ingēns (genitive ingentis, comparative ingentior, superlative ingentissimus); third-declension one-termination adjective

  1. huge, vast, enormous
    Synonyms: impēnsus, immēnsus, vāstus, immānis
  2. immoderate, exorbitant
  3. extraordinary, unnatural
  4. (figuratively) mighty, powerful
    Synonyms: praevalēns, fortis, potis, potēns, validus, strēnuus, firmus, compos
    Antonyms: dēbilis, languidus, aeger, fractus, tenuis, īnfirmus, inops


Third-declension one-termination adjective.

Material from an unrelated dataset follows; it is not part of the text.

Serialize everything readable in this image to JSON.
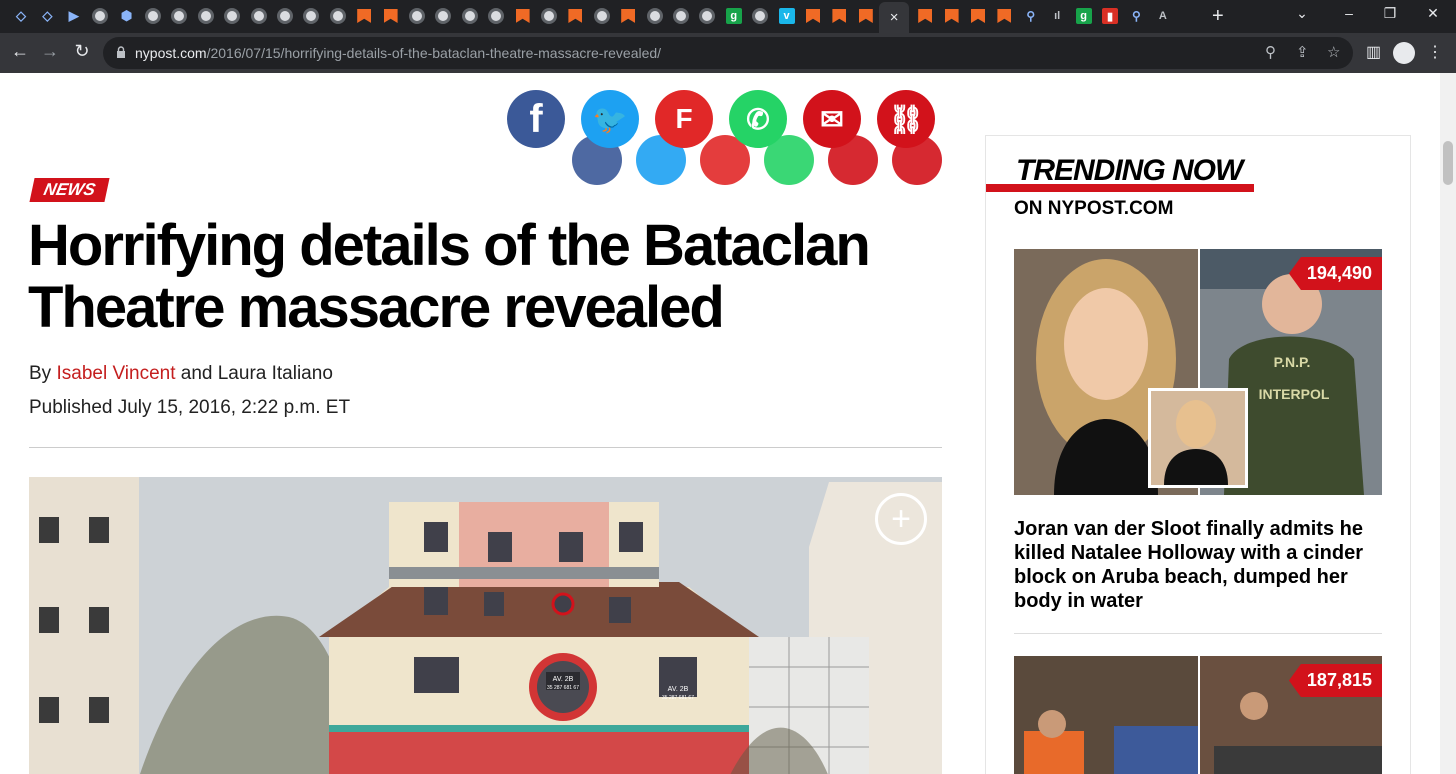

Number Singular Plural
Case / Gender Masc./Fem. Neuter Masc./Fem. Neuter
Nominative ingēns ingentēs ingentia
Genitive ingentis ingentium
Dative ingentī ingentibus
Accusative ingentem ingēns ingentēs ingentia
Ablative ingentī ingentibus
Vocative ingēns ingentēs ingentia
  • The ablative singular also appears as ingente.


  • Catalan: ingent
  • Italian: ingente
  • Sicilian: ncenti
  • Spanish: ingente


  • ingens”, in Charlton T. Lewis and Charles Short (1879) A Latin Dictionary, Oxford: Clarendon Press
  • ingens”, in Charlton T. Lewis (1891) An Elementary Latin Dictionary, New York: Harper & Brothers
  • ingens in Gaffiot, Félix (1934) Dictionnaire illustré latin-français, Hachette
  • Carl Meißner; Henry William Auden (1894) Latin Phrase-Book[1], London: Macmillan and Co.
    • a numerous army: ingens, maximus exercitus (not numerosus)
    • to cause great slaughter, carnage: ingentem caedem edere (Liv. 5. 13)